**ENTRIES SHOWN**
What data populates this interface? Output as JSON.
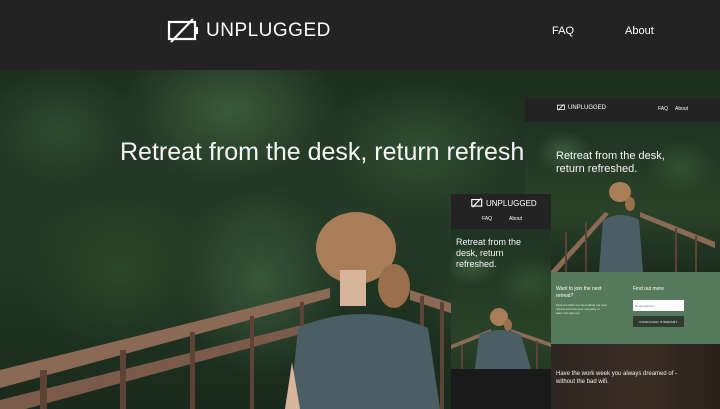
{
  "brand": {
    "name": "UNPLUGGED"
  },
  "nav": [
    {
      "label": "FAQ"
    },
    {
      "label": "About"
    }
  ],
  "hero": {
    "headline": "Retreat from the desk, return refreshed."
  },
  "mobile": {
    "headline_lines": [
      "Retreat from the",
      "desk, return",
      "refreshed."
    ]
  },
  "tablet": {
    "headline_lines": [
      "Retreat from the desk,",
      "return refreshed."
    ],
    "signup": {
      "heading_lines": [
        "Want to join the next",
        "retreat?"
      ],
      "body_lines": [
        "Find out when we are holding our next",
        "retreat and how your company or",
        "team can sign up!"
      ],
      "side_heading": "Find out more",
      "email_placeholder": "Email address",
      "button_label": "DOWNLOAD ITINERARY"
    },
    "tagline_lines": [
      "Have the work week you always dreamed of -",
      "without the bad wifi."
    ]
  },
  "colors": {
    "header_bg": "#232323",
    "accent_green": "#55795a",
    "button_dark": "#2e3b31"
  },
  "icons": {
    "logo": "unplugged-battery-slash-icon"
  }
}
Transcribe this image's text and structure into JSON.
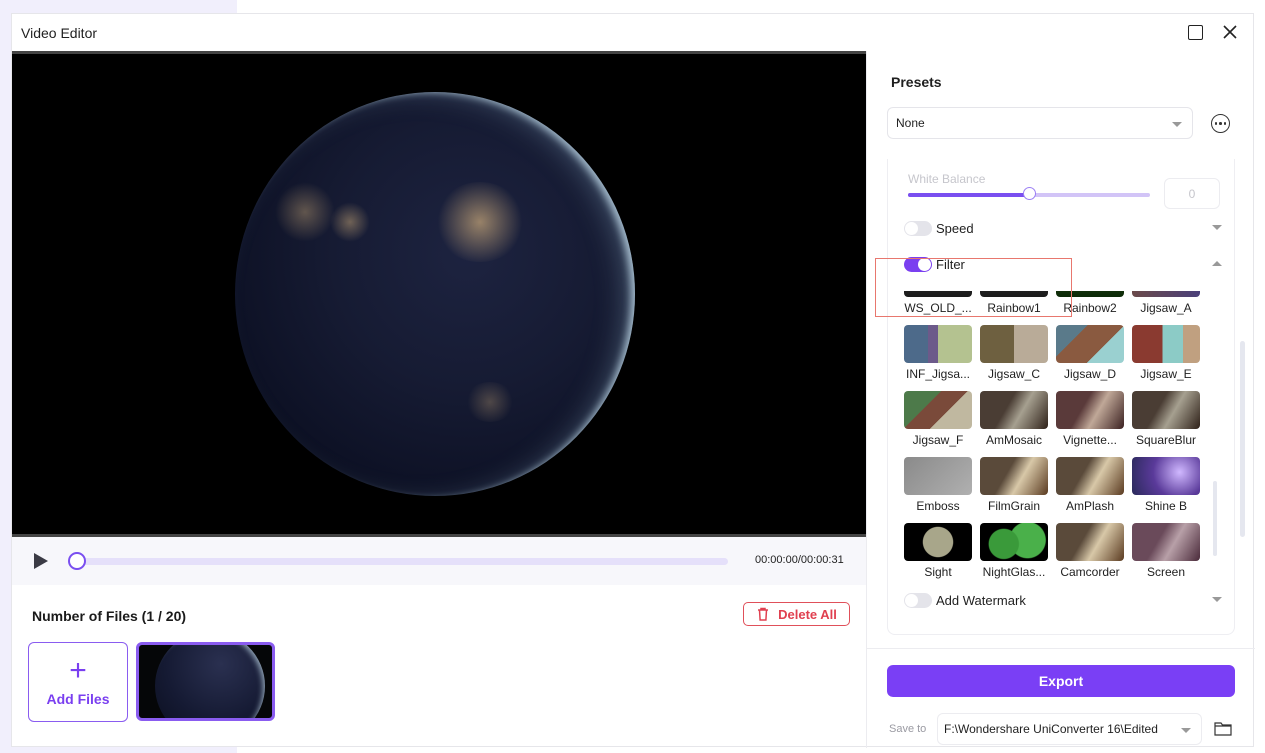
{
  "window": {
    "title": "Video Editor"
  },
  "player": {
    "time": "00:00:00/00:00:31",
    "progress": 0
  },
  "files": {
    "title": "Number of Files (1 / 20)",
    "delete_all": "Delete All",
    "add_files": "Add Files",
    "add_icon": "+"
  },
  "panel": {
    "presets_title": "Presets",
    "preset_value": "None",
    "white_balance": {
      "label": "White Balance",
      "value": "0",
      "position": 0.5
    },
    "speed": {
      "label": "Speed",
      "enabled": false
    },
    "filter": {
      "label": "Filter",
      "enabled": true
    },
    "watermark": {
      "label": "Add Watermark",
      "enabled": false
    },
    "filters": [
      {
        "name": "WS_OLD_...",
        "style": "dark"
      },
      {
        "name": "Rainbow1",
        "style": "dark"
      },
      {
        "name": "Rainbow2",
        "style": "green"
      },
      {
        "name": "Jigsaw_A",
        "style": "purple"
      },
      {
        "name": "INF_Jigsa...",
        "style": "jigsaw1"
      },
      {
        "name": "Jigsaw_C",
        "style": "jigsaw2"
      },
      {
        "name": "Jigsaw_D",
        "style": "jigsaw3"
      },
      {
        "name": "Jigsaw_E",
        "style": "jigsaw4"
      },
      {
        "name": "Jigsaw_F",
        "style": "jigsaw5"
      },
      {
        "name": "AmMosaic",
        "style": "photo-dark"
      },
      {
        "name": "Vignette...",
        "style": "photo-warm"
      },
      {
        "name": "SquareBlur",
        "style": "photo-dark"
      },
      {
        "name": "Emboss",
        "style": "emboss"
      },
      {
        "name": "FilmGrain",
        "style": "photo"
      },
      {
        "name": "AmPlash",
        "style": "photo"
      },
      {
        "name": "Shine B",
        "style": "shine"
      },
      {
        "name": "Sight",
        "style": "sight"
      },
      {
        "name": "NightGlas...",
        "style": "night"
      },
      {
        "name": "Camcorder",
        "style": "photo"
      },
      {
        "name": "Screen",
        "style": "screen"
      }
    ],
    "export": "Export",
    "save_to_label": "Save to",
    "save_to_path": "F:\\Wondershare UniConverter 16\\Edited"
  },
  "colors": {
    "accent": "#7a3ff5",
    "danger": "#e04050",
    "highlight": "#e8776e"
  }
}
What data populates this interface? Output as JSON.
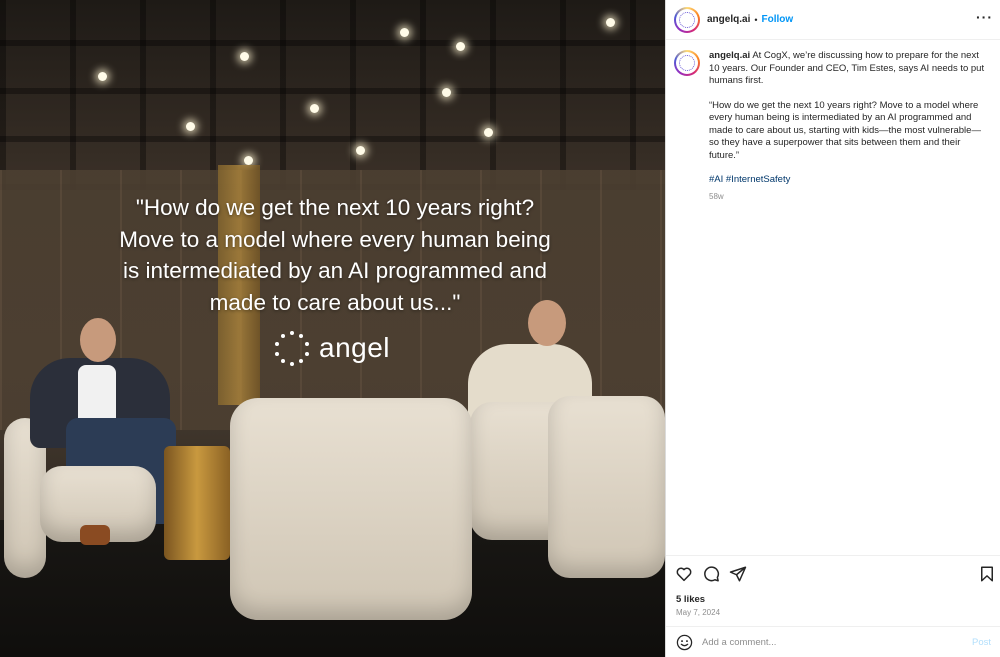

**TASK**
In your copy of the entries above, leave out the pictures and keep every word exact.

**TASK ANSWER**
What data populates this interface? Output as JSON.
{
  "brand": {
    "name": "UNPLUGGED"
  },
  "nav": [
    {
      "label": "FAQ"
    },
    {
      "label": "About"
    }
  ],
  "hero": {
    "headline": "Retreat from the desk, return refreshed."
  },
  "mobile": {
    "headline_lines": [
      "Retreat from the",
      "desk, return",
      "refreshed."
    ]
  },
  "tablet": {
    "headline_lines": [
      "Retreat from the desk,",
      "return refreshed."
    ],
    "signup": {
      "heading_lines": [
        "Want to join the next",
        "retreat?"
      ],
      "body_lines": [
        "Find out when we are holding our next",
        "retreat and how your company or",
        "team can sign up!"
      ],
      "side_heading": "Find out more",
      "email_placeholder": "Email address",
      "button_label": "DOWNLOAD ITINERARY"
    },
    "tagline_lines": [
      "Have the work week you always dreamed of -",
      "without the bad wifi."
    ]
  },
  "colors": {
    "header_bg": "#232323",
    "accent_green": "#55795a",
    "button_dark": "#2e3b31"
  },
  "icons": {
    "logo": "unplugged-battery-slash-icon"
  }
}
Transcribe this image's text and structure into JSON.
{
  "window": {
    "title": "Video Editor"
  },
  "player": {
    "time": "00:00:00/00:00:31",
    "progress": 0
  },
  "files": {
    "title": "Number of Files (1 / 20)",
    "delete_all": "Delete All",
    "add_files": "Add Files",
    "add_icon": "+"
  },
  "panel": {
    "presets_title": "Presets",
    "preset_value": "None",
    "white_balance": {
      "label": "White Balance",
      "value": "0",
      "position": 0.5
    },
    "speed": {
      "label": "Speed",
      "enabled": false
    },
    "filter": {
      "label": "Filter",
      "enabled": true
    },
    "watermark": {
      "label": "Add Watermark",
      "enabled": false
    },
    "filters": [
      {
        "name": "WS_OLD_...",
        "style": "dark"
      },
      {
        "name": "Rainbow1",
        "style": "dark"
      },
      {
        "name": "Rainbow2",
        "style": "green"
      },
      {
        "name": "Jigsaw_A",
        "style": "purple"
      },
      {
        "name": "INF_Jigsa...",
        "style": "jigsaw1"
      },
      {
        "name": "Jigsaw_C",
        "style": "jigsaw2"
      },
      {
        "name": "Jigsaw_D",
        "style": "jigsaw3"
      },
      {
        "name": "Jigsaw_E",
        "style": "jigsaw4"
      },
      {
        "name": "Jigsaw_F",
        "style": "jigsaw5"
      },
      {
        "name": "AmMosaic",
        "style": "photo-dark"
      },
      {
        "name": "Vignette...",
        "style": "photo-warm"
      },
      {
        "name": "SquareBlur",
        "style": "photo-dark"
      },
      {
        "name": "Emboss",
        "style": "emboss"
      },
      {
        "name": "FilmGrain",
        "style": "photo"
      },
      {
        "name": "AmPlash",
        "style": "photo"
      },
      {
        "name": "Shine B",
        "style": "shine"
      },
      {
        "name": "Sight",
        "style": "sight"
      },
      {
        "name": "NightGlas...",
        "style": "night"
      },
      {
        "name": "Camcorder",
        "style": "photo"
      },
      {
        "name": "Screen",
        "style": "screen"
      }
    ],
    "export": "Export",
    "save_to_label": "Save to",
    "save_to_path": "F:\\Wondershare UniConverter 16\\Edited"
  },
  "colors": {
    "accent": "#7a3ff5",
    "danger": "#e04050",
    "highlight": "#e8776e"
  }
}
What data populates this interface? Output as JSON.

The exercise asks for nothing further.